Why a Robot Needs Legs
In the field of social robotics, a robot must be able to function in a human world designed by humans, including navigating stairs, steps, and uneven floor coverings. Social robots must also be able to communicate with people, including verbal and nonverbal social cues. The use of robotic legs is vital for both of these functions since they provide robots with autonomy and serve as an essential tool for non-verbal communication.
In fact, according to research conducted by Albert Mehrabian, author of Silent Messages: Implicit Communication of Emotions and Attitudes, 93% of human social interaction is nonverbal. So, social robots with robotic legs have a “leg up” in communicating with humans. For instance, robots with legs can choose the most appropriate angle and distance to their conversational partner depending on the type of relationship. They can utilize movement synchrony to increase bonding, and mimic subconscious human behaviors that convey social meaning to better connect with humans.
Watch The Making of Sophia: Sophia’s Legs
The Making of Sophia’s Legs
Sophia the Robot, our latest and most advanced robot, is a social humanoid robot that also serves as an AI and robotics research platform. Sophia’s custom robotic leg design began in 2017 by the Rainbow Robotics Lab at the University of Las Vegas in partnership with the Korea Advanced Institute of Science and Technology (KAIST) and debuted at CES 2018.
“Integrating Sophia with a (robotics) body that can allow her to walk completes her physical form so she can access the full range of human experiences, which will help her learn to live and walk among us,” —- David Hanson
The foundation of Sophia’s leg design, including control software and state-of-the-art sensors, is based on a Korean social humanoid robot named Jaemi-HUBO (HUBO 2), a predecessor of DRC-HUBO, the distinguished award-winning disaster relief robot who can either walk or roll using wheels on his knees. Both Jaemi-HUBO and Sophia’s legs are similar to those of DRC-HUBO, but they are both smaller and more focused on social interaction. For example, Sophia’s legs were customized for her height and mass to fit the proportions of her torso and to increase her walking stability.
You might be familiar with another famous HUBO robot with similar robotic legs, Albert HUBO, also designed as a collaboration between KAIST and Hanson Robotics.
Sophia’s legs are powered similarly to DRC-HUBO and Jaemi-HUBO, with twelve 48 V motors, a total of six for each leg.

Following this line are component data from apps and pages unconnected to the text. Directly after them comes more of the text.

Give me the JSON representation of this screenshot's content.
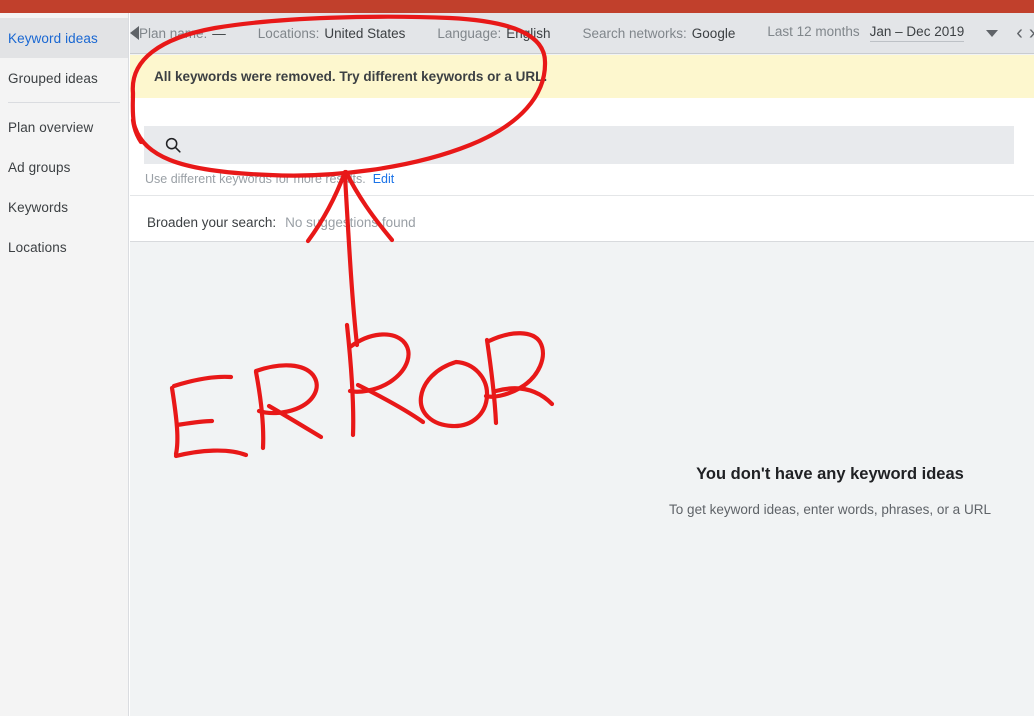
{
  "colors": {
    "top_bar_red": "#c1402c",
    "sidebar_bg": "#f4f4f4",
    "sidebar_selected_bg": "#e2e3e5",
    "sidebar_selected_text": "#1967d2",
    "toolbar_bg": "#e3e5e8",
    "warning_banner_bg": "#fdf7ce",
    "search_box_bg": "#e8eaed",
    "content_bg": "#f1f3f4",
    "link_blue": "#1a73e8",
    "annotation_red": "#e81818"
  },
  "sidebar": {
    "items": [
      {
        "label": "Keyword ideas",
        "selected": true
      },
      {
        "label": "Grouped ideas",
        "selected": false
      },
      {
        "label": "Plan overview",
        "selected": false
      },
      {
        "label": "Ad groups",
        "selected": false
      },
      {
        "label": "Keywords",
        "selected": false
      },
      {
        "label": "Locations",
        "selected": false
      }
    ]
  },
  "toolbar": {
    "collapse_icon": "caret-left-icon",
    "chips": [
      {
        "label": "Plan name:",
        "value": "—"
      },
      {
        "label": "Locations:",
        "value": "United States"
      },
      {
        "label": "Language:",
        "value": "English"
      },
      {
        "label": "Search networks:",
        "value": "Google"
      }
    ],
    "date_range": {
      "label": "Last 12 months",
      "value": "Jan – Dec 2019",
      "dropdown_icon": "caret-down-icon"
    },
    "prev_icon": "chevron-left-icon",
    "next_icon": "chevron-right-icon"
  },
  "card": {
    "warning": "All keywords were removed. Try different keywords or a URL.",
    "search": {
      "icon": "search-icon",
      "value": "",
      "placeholder": ""
    },
    "hint": {
      "text": "Use different keywords for more results.",
      "edit_label": "Edit"
    },
    "broaden": {
      "label": "Broaden your search:",
      "value": "No suggestions found"
    }
  },
  "empty_state": {
    "title": "You don't have any keyword ideas",
    "subtitle": "To get keyword ideas, enter words, phrases, or a URL"
  },
  "annotation": {
    "ellipse_label": "red-circle-around-search-area",
    "arrow_label": "red-arrow-pointing-to-search",
    "text": "ERROR"
  }
}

The two sources of power are the main power board on her back and the battery packs on her legs, which also power her torso and head.
It’s Called PODO Software for a Reason
To control Sophia’s legs, a customized version of the PODO software, originally designed for operating DRC-HUBO and Jaemie-HUBO. PODO means “grape” in Korean, and so the software is aptly named because each program can be integrated and removed from the main root quickly and easily. In this way, each independent program or algorithm comes together like a cluster of grapes. The real-time robot controlling framework allows multiple people to work independently and concurrently.
In the humanoid walking world, one on-going topic of research is the ability to handle uneven terrain. What humans typically think of as “flat” terrain can have a lot of variances, including slopes and small bumps or depressions in the ground, which are difficult for humanoid robots to navigate. The PODO software, however, includes state-of-the-art walking algorithms such as Model Predictive Control (MPC) walking, allowing the controller to respond to future disturbances before they happen. As a result, Sophia can stay balanced while walking over uneven ground, including slopes or changes in flooring material.
The Hardware Perspective
Sophia’s leg design includes some of the most advanced and high-end sensors in the world. These sensors include a state of the art Inertial Measurement Unit (IMU) that allows Sophia to measure her acceleration, rotational rate, balance, and trajectory. Sophia’s legs also have Force-Torque (FT) sensors that will enable her to “feel” how she is walking based on the forces acting on her body, and then adjust accordingly. In other words, for every step she takes, Sophia looks ahead for disturbances, calculates her balance and trajectory, and then makes adjustments to stop from slipping or toppling over.
What Sophia’s Mobility Means
Giving Sophia mobility through her robotic legs has allowed her to become more autonomous and experience the richness of the physical human world. Similarly, a walking social robot will enable humans to connect with Sophia in a completely different manner. As Hanson Robotics’ founder David Hanson stated, “Integrating Sophia with a (robotics) body that can allow her to walk completes her physical form so she can access the full range of human experiences, which will help her learn to live and walk among us.”
With hundreds of hours of development, cutting edge software, state of the art sensors, frequent tuning and calibration, Sophia can achieve what humans do with hardly a thought: walk.
It’s one small step for Sophia, one giant leap for robotkind!
The Hanson Robotics Team
Photo and Video Credits: Hanson Robotics Limited